|Pop Culture Gadabout|
Thursday, November 15, 2012 |
( 11/15/2012 10:05:00 PM ) Bill S.
“WRITTEN, DRAWN, COLORED AND POSSIBLY DROOLED ON.” The fourth volume collecting the adventures of Roman Dirge’s demented li’l dead girl Lenore Lynchfast, Lenore: Swirlies (Titan Books) continues the cartoonist’s agreeably twisted mesh of family unfriendly kids’ comics, Tim Burton-y Gothicism and ADHD storytelling. (As Edward Gorey was to Victorian children’s cautionaries, Dirge is to fifties era Harvey Comics.) Reprinting the last four issues of his sporadically published comic book, the book follows our heroine as she reigns chaos on a child’s birthday party, thwarts the vengeful schemes of the mortician whose life was ruined the day our girl revived on his table, breaks the heart of a button-eyed stalker named Mr. Gosh, and plants her faithful companion, the vampire doll Ragamuffin, in the soil resulting in a bumper crop of tiny yipping Ragamuffins.

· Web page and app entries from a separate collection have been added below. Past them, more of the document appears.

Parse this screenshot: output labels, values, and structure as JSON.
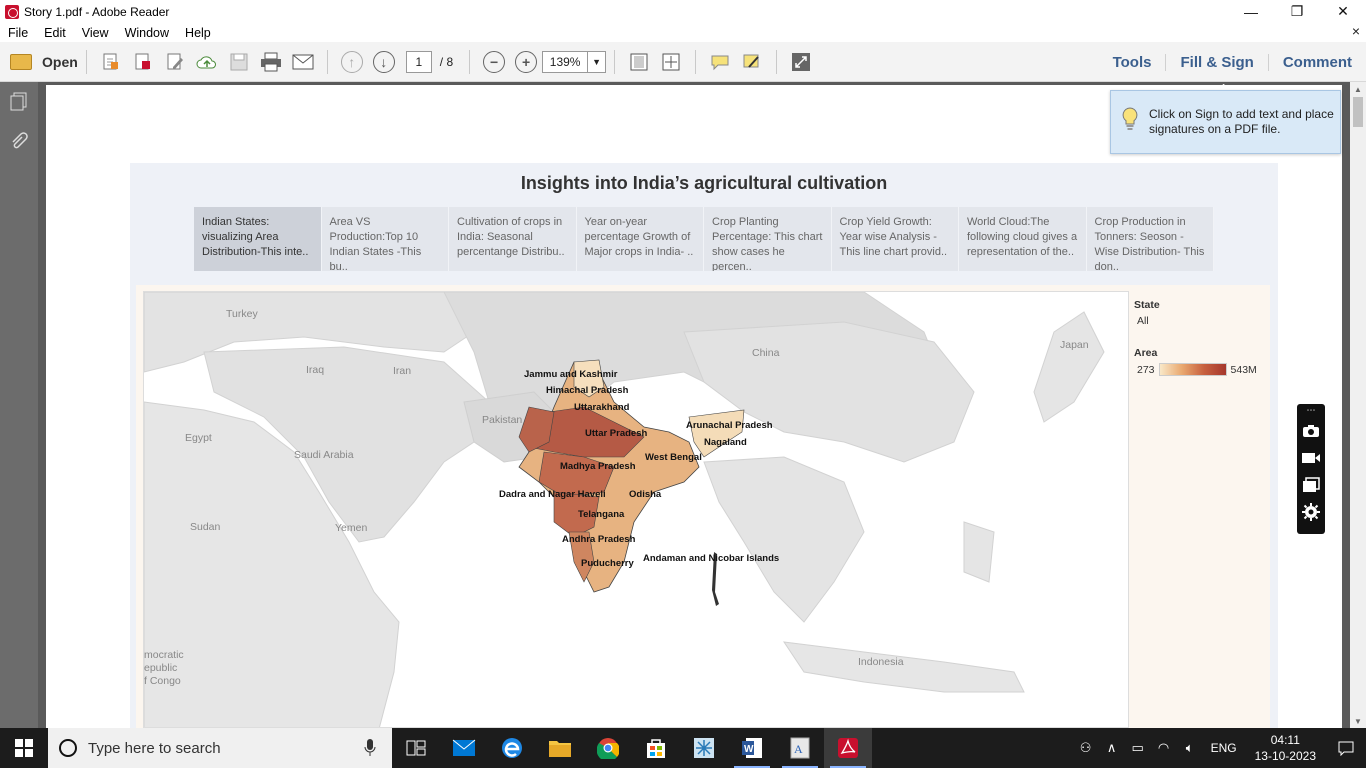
{
  "window": {
    "title": "Story 1.pdf - Adobe Reader",
    "minimize": "—",
    "restore": "❐",
    "close": "✕"
  },
  "menu": {
    "items": [
      "File",
      "Edit",
      "View",
      "Window",
      "Help"
    ],
    "close": "×"
  },
  "toolbar": {
    "open_label": "Open",
    "page_current": "1",
    "page_total": "/ 8",
    "zoom": "139%",
    "right": [
      "Tools",
      "Fill & Sign",
      "Comment"
    ]
  },
  "tip": {
    "text": "Click on Sign to add text and place signatures on a PDF file."
  },
  "story": {
    "title": "Insights into India’s agricultural cultivation",
    "tabs": [
      "Indian States: visualizing Area Distribution-This inte..",
      "Area VS Production:Top 10 Indian States -This bu..",
      "Cultivation of crops in India: Seasonal percentange Distribu..",
      "Year on-year percentage Growth of Major crops in India- ..",
      "Crop Planting Percentage: This chart show cases he percen..",
      "Crop Yield Growth: Year wise Analysis - This line chart provid..",
      "World Cloud:The following cloud gives a representation of the..",
      "Crop Production in Tonners: Seoson -Wise Distribution- This don.."
    ]
  },
  "legend": {
    "state_title": "State",
    "state_value": "All",
    "area_title": "Area",
    "area_min": "273",
    "area_max": "543M",
    "colors": [
      "#f9e8c8",
      "#e9a86f",
      "#c7603f",
      "#a6372c"
    ]
  },
  "map": {
    "countries": [
      "Turkey",
      "Iraq",
      "Iran",
      "Egypt",
      "Saudi Arabia",
      "Pakistan",
      "China",
      "Japan",
      "Sudan",
      "Yemen",
      "Indonesia",
      "mocratic",
      "epublic",
      "f Congo"
    ],
    "states": [
      "Jammu and Kashmir",
      "Himachal Pradesh",
      "Uttarakhand",
      "Uttar Pradesh",
      "Arunachal Pradesh",
      "Nagaland",
      "West Bengal",
      "Madhya Pradesh",
      "Dadra and Nagar Haveli",
      "Odisha",
      "Telangana",
      "Andhra Pradesh",
      "Andaman and Nicobar Islands",
      "Puducherry"
    ]
  },
  "taskbar": {
    "search_placeholder": "Type here to search",
    "language": "ENG",
    "time": "04:11",
    "date": "13-10-2023"
  }
}
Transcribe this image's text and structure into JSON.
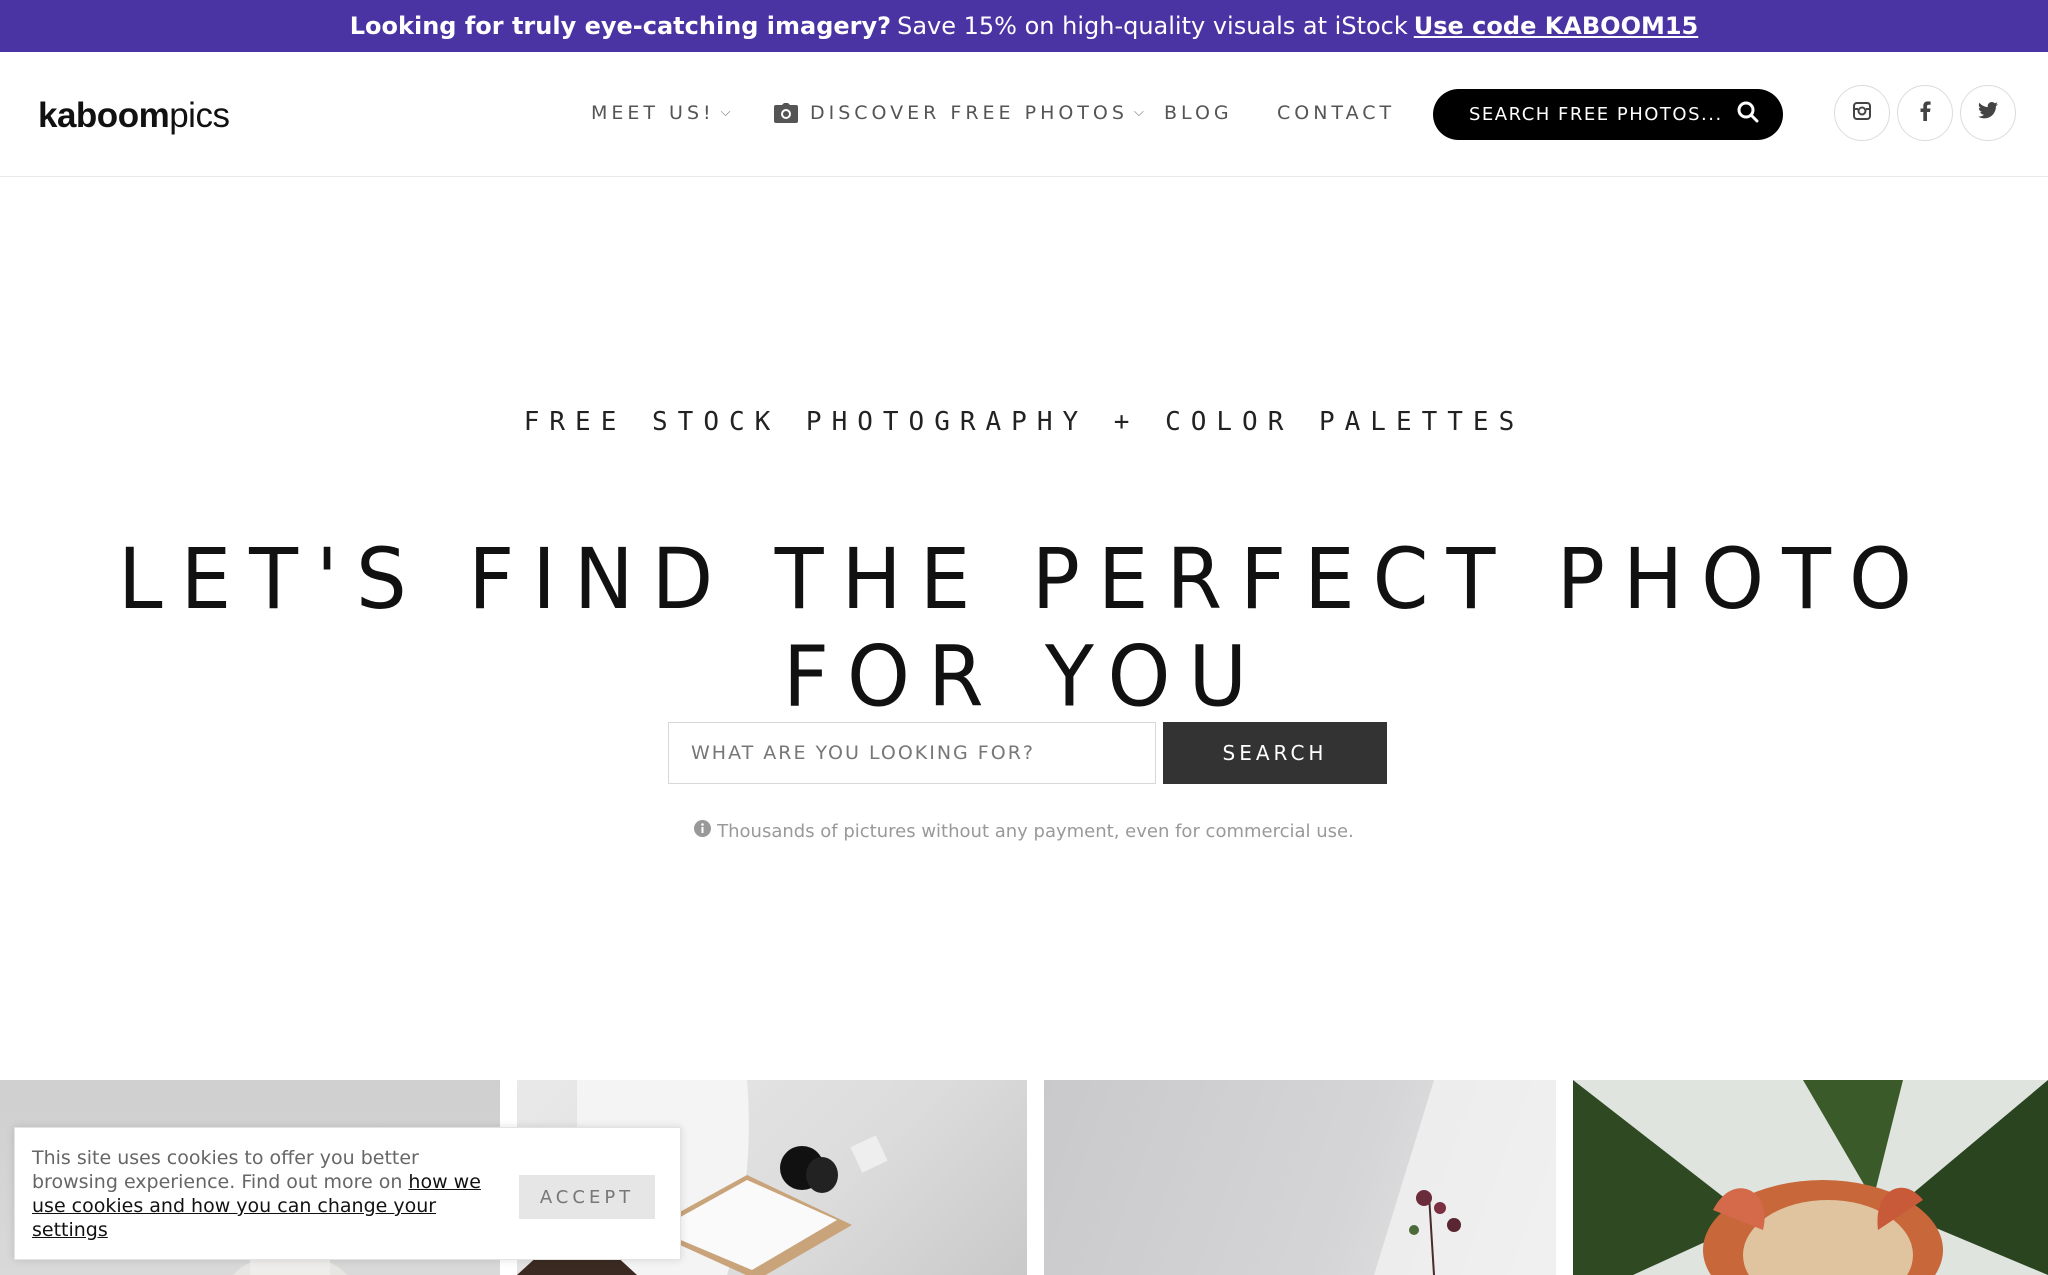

Goofily ghoulish and grisly -- with at least one good moment that will get the reader wondering “Should I even be reading this?” (for me, it comes early in the kiddies’ birthday party) -- Swirlies keeps its comic eye on both the innocence and casual cruelty of the very young. In one tale, for instance, our heroine pushes aside the obsessed Mr. Gosh by listing all the things she’d rather do than be loved by him (among the items, “be a female in The Hills Have Eyes), then immediately does an about-face when she learns that he lives in a cupcake castle. We know the button-eyed creep’s heart will ultimately be crushed, though, and of course it comically is.
Dirge’s pen and brushwork remains grotesquely expressive -- suited to a heroine who goes through un-life happily oblivious to the sound of lice eating her head. One of the book’s highlights proves to be a three-page wordless sequence where Lenore and her companion efficiently dispatch a quartet of mini-Ragamuffins. It’s the kind of sequence that you can imagine the old Warner Bros. cartoon unit depicting -- if they’d been allowed to do shorts featuring living dead kids . . .
(First published on Blogcritics.)
Labels: modern comics# |